§ **Directions**
Without dropping or altering a single word, give the listing again.

::: Data listing :::

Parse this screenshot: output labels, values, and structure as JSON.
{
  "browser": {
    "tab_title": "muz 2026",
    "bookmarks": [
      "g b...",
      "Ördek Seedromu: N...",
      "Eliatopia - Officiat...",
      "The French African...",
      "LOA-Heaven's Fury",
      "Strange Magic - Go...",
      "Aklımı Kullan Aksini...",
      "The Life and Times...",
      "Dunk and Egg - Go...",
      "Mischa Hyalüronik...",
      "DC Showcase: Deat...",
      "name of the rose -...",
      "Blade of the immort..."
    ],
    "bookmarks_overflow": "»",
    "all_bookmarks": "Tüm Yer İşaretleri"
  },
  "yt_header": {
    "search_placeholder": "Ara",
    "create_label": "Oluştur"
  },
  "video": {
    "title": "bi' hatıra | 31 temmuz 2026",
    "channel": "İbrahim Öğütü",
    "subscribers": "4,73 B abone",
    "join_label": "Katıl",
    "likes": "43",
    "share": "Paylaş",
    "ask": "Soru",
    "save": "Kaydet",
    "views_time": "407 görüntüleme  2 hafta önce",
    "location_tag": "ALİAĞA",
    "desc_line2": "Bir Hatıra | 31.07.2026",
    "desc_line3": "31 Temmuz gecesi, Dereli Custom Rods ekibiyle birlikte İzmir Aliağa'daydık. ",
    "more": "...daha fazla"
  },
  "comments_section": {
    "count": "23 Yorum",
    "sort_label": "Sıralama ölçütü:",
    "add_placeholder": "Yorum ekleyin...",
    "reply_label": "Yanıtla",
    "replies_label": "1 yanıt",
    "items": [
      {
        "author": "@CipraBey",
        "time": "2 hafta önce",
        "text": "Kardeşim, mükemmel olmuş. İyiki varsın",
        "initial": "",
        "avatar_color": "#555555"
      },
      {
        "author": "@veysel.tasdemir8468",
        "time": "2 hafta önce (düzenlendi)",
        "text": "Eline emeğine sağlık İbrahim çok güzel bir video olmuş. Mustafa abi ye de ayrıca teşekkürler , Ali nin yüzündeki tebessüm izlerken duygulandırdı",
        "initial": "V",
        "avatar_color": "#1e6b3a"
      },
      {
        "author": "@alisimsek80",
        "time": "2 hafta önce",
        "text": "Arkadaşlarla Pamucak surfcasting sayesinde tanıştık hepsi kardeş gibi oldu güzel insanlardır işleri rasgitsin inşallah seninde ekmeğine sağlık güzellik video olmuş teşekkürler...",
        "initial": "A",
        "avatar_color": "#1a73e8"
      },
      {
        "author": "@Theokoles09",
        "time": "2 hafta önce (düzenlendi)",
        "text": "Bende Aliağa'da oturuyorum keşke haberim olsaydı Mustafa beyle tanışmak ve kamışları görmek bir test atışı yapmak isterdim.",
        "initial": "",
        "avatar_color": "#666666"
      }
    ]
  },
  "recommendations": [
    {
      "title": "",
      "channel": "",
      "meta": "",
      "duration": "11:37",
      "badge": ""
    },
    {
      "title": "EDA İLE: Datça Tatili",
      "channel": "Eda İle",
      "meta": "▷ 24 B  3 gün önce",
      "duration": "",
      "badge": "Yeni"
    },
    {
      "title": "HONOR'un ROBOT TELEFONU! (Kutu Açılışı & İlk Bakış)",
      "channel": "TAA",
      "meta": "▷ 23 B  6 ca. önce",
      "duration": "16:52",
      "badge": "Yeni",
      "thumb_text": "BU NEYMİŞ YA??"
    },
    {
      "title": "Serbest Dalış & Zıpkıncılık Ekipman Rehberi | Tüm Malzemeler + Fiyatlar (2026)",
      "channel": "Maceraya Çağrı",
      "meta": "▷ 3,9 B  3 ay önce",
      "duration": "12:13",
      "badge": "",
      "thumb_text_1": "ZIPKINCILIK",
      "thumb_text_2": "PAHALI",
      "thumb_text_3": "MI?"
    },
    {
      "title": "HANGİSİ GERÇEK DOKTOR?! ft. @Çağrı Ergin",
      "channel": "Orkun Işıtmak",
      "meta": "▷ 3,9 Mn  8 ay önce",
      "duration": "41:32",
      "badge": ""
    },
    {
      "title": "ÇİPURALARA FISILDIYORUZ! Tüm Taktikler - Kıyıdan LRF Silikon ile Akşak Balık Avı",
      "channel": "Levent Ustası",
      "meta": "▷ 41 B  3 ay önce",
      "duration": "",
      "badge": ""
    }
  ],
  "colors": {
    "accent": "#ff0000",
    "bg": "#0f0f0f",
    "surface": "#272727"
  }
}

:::

§ **Expected answer**
Parse this screenshot: output labels, values, and structure as JSON.
{
  "browser": {
    "tab_title": "muz 2026",
    "bookmarks": [
      "g b...",
      "Ördek Seedromu: N...",
      "Eliatopia - Officiat...",
      "The French African...",
      "LOA-Heaven's Fury",
      "Strange Magic - Go...",
      "Aklımı Kullan Aksini...",
      "The Life and Times...",
      "Dunk and Egg - Go...",
      "Mischa Hyalüronik...",
      "DC Showcase: Deat...",
      "name of the rose -...",
      "Blade of the immort..."
    ],
    "bookmarks_overflow": "»",
    "all_bookmarks": "Tüm Yer İşaretleri"
  },
  "yt_header": {
    "search_placeholder": "Ara",
    "create_label": "Oluştur"
  },
  "video": {
    "title": "bi' hatıra | 31 temmuz 2026",
    "channel": "İbrahim Öğütü",
    "subscribers": "4,73 B abone",
    "join_label": "Katıl",
    "likes": "43",
    "share": "Paylaş",
    "ask": "Soru",
    "save": "Kaydet",
    "views_time": "407 görüntüleme  2 hafta önce",
    "location_tag": "ALİAĞA",
    "desc_line2": "Bir Hatıra | 31.07.2026",
    "desc_line3": "31 Temmuz gecesi, Dereli Custom Rods ekibiyle birlikte İzmir Aliağa'daydık. ",
    "more": "...daha fazla"
  },
  "comments_section": {
    "count": "23 Yorum",
    "sort_label": "Sıralama ölçütü:",
    "add_placeholder": "Yorum ekleyin...",
    "reply_label": "Yanıtla",
    "replies_label": "1 yanıt",
    "items": [
      {
        "author": "@CipraBey",
        "time": "2 hafta önce",
        "text": "Kardeşim, mükemmel olmuş. İyiki varsın",
        "initial": "",
        "avatar_color": "#555555"
      },
      {
        "author": "@veysel.tasdemir8468",
        "time": "2 hafta önce (düzenlendi)",
        "text": "Eline emeğine sağlık İbrahim çok güzel bir video olmuş. Mustafa abi ye de ayrıca teşekkürler , Ali nin yüzündeki tebessüm izlerken duygulandırdı",
        "initial": "V",
        "avatar_color": "#1e6b3a"
      },
      {
        "author": "@alisimsek80",
        "time": "2 hafta önce",
        "text": "Arkadaşlarla Pamucak surfcasting sayesinde tanıştık hepsi kardeş gibi oldu güzel insanlardır işleri rasgitsin inşallah seninde ekmeğine sağlık güzellik video olmuş teşekkürler...",
        "initial": "A",
        "avatar_color": "#1a73e8"
      },
      {
        "author": "@Theokoles09",
        "time": "2 hafta önce (düzenlendi)",
        "text": "Bende Aliağa'da oturuyorum keşke haberim olsaydı Mustafa beyle tanışmak ve kamışları görmek bir test atışı yapmak isterdim.",
        "initial": "",
        "avatar_color": "#666666"
      }
    ]
  },
  "recommendations": [
    {
      "title": "",
      "channel": "",
      "meta": "",
      "duration": "11:37",
      "badge": ""
    },
    {
      "title": "EDA İLE: Datça Tatili",
      "channel": "Eda İle",
      "meta": "▷ 24 B  3 gün önce",
      "duration": "",
      "badge": "Yeni"
    },
    {
      "title": "HONOR'un ROBOT TELEFONU! (Kutu Açılışı & İlk Bakış)",
      "channel": "TAA",
      "meta": "▷ 23 B  6 ca. önce",
      "duration": "16:52",
      "badge": "Yeni",
      "thumb_text": "BU NEYMİŞ YA??"
    },
    {
      "title": "Serbest Dalış & Zıpkıncılık Ekipman Rehberi | Tüm Malzemeler + Fiyatlar (2026)",
      "channel": "Maceraya Çağrı",
      "meta": "▷ 3,9 B  3 ay önce",
      "duration": "12:13",
      "badge": "",
      "thumb_text_1": "ZIPKINCILIK",
      "thumb_text_2": "PAHALI",
      "thumb_text_3": "MI?"
    },
    {
      "title": "HANGİSİ GERÇEK DOKTOR?! ft. @Çağrı Ergin",
      "channel": "Orkun Işıtmak",
      "meta": "▷ 3,9 Mn  8 ay önce",
      "duration": "41:32",
      "badge": ""
    },
    {
      "title": "ÇİPURALARA FISILDIYORUZ! Tüm Taktikler - Kıyıdan LRF Silikon ile Akşak Balık Avı",
      "channel": "Levent Ustası",
      "meta": "▷ 41 B  3 ay önce",
      "duration": "",
      "badge": ""
    }
  ],
  "colors": {
    "accent": "#ff0000",
    "bg": "#0f0f0f",
    "surface": "#272727"
  }
}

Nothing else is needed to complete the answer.